” … a story of loss, the collective response to disaster, and the disintegration of a family … Taylor is … a master of dialogue, and that rattles the story along nicely … Melissa is a wonderful book. It’s a hugely engaging novel, but it’s also a fascinating exploration of a number of intellectual avenues” (Chloe Turner, TurnerPen2Paper).

Melissa was an intriguing, at times heartbreaking, read. It was at times scathing about modern life, brave about the human condition. It’s well worth a read, enjoyable and engaging” (Sue Barsby, Books from Basford and also in LeftLion Magazine).

“Love the writing, so crisp and clever” (Emily Devane).

” … a mix of tones … The genre of the novel is … hard to pin down … flippancy and seriousness frequently rub shoulders … Escaping spiders, webs, homes, space and the spell of music all figure … The impression given is that … perhaps only music can communicate directly” (Tim Love, Litrefs).

“… a unique feel to it … some heart wrenching moments … The author has created something that looks more into the complexity of what occurs after death. Bordering on the comic side in parts, Melissa is certainly not your everyday type of read but one that will certainly open your mind” (Sarah Hardy, By the Letter Book Reviews).

“A fantastic, almost hallucinatory, totally original read” (Sharon Eckman).

” … loved Melissa – music and maths and grief all packaged up in a compelling story” (C. G. Menon).

Research Notes on Melissa:

You can read about some of the research behind the novel in a short essay on Necessary Fiction here.

You can read a short article about the novel, grief, neurology and music in Litro Magazine here.


Interviews about Melissa:

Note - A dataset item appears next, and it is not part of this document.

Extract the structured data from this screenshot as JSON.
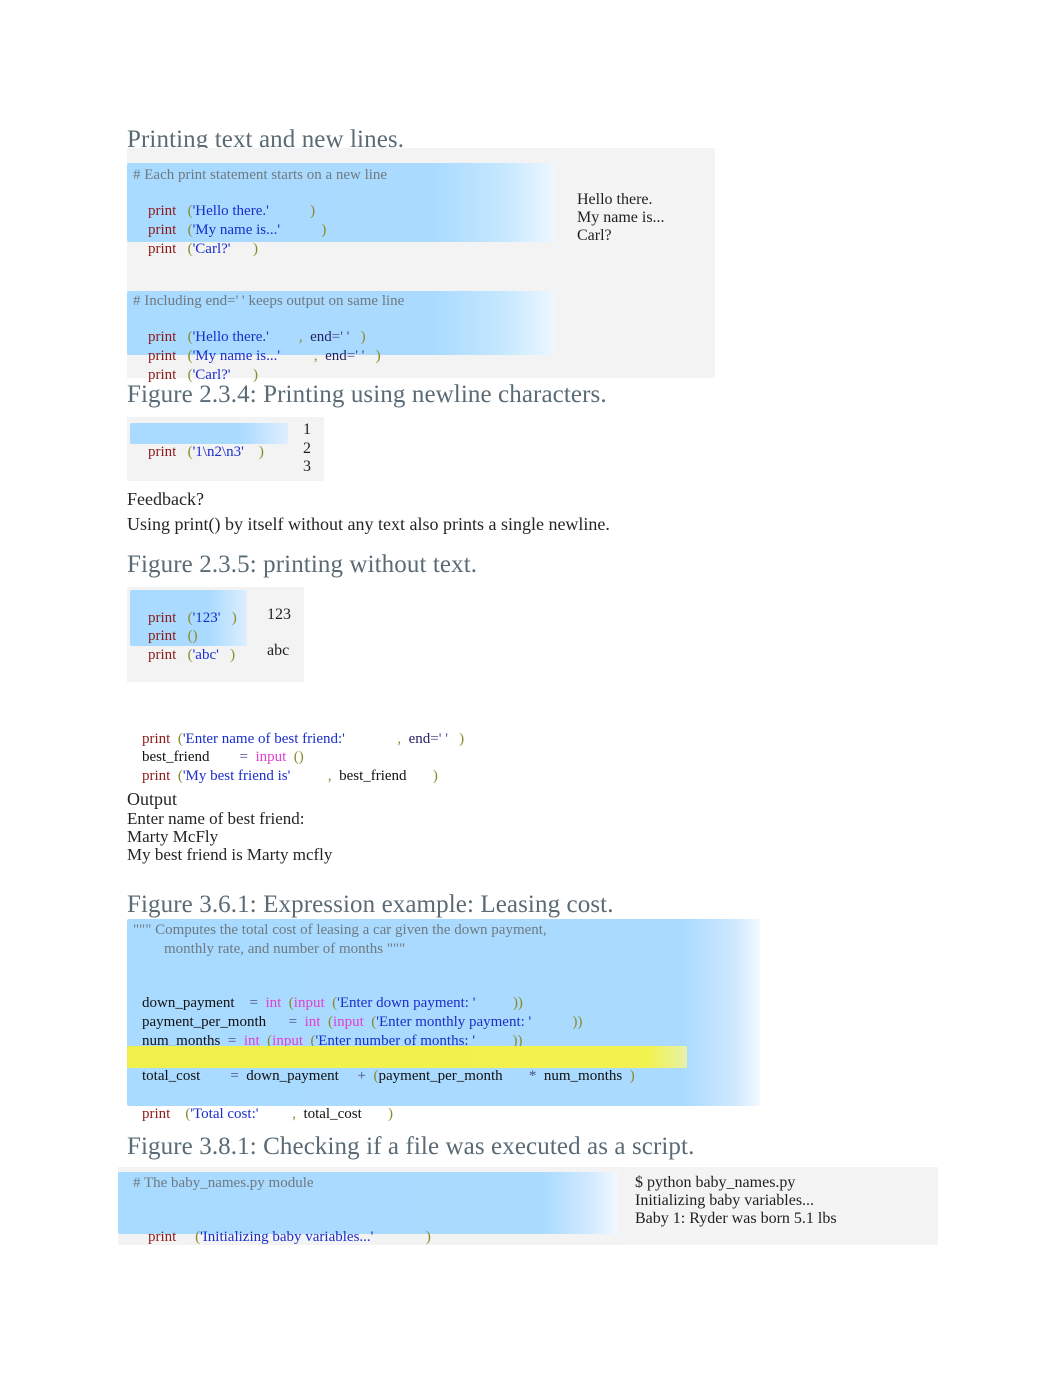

You can read interviews about writing, music and the novel:

with Chris Rice Cooper here

with Anne Williams here

and on Writer Story here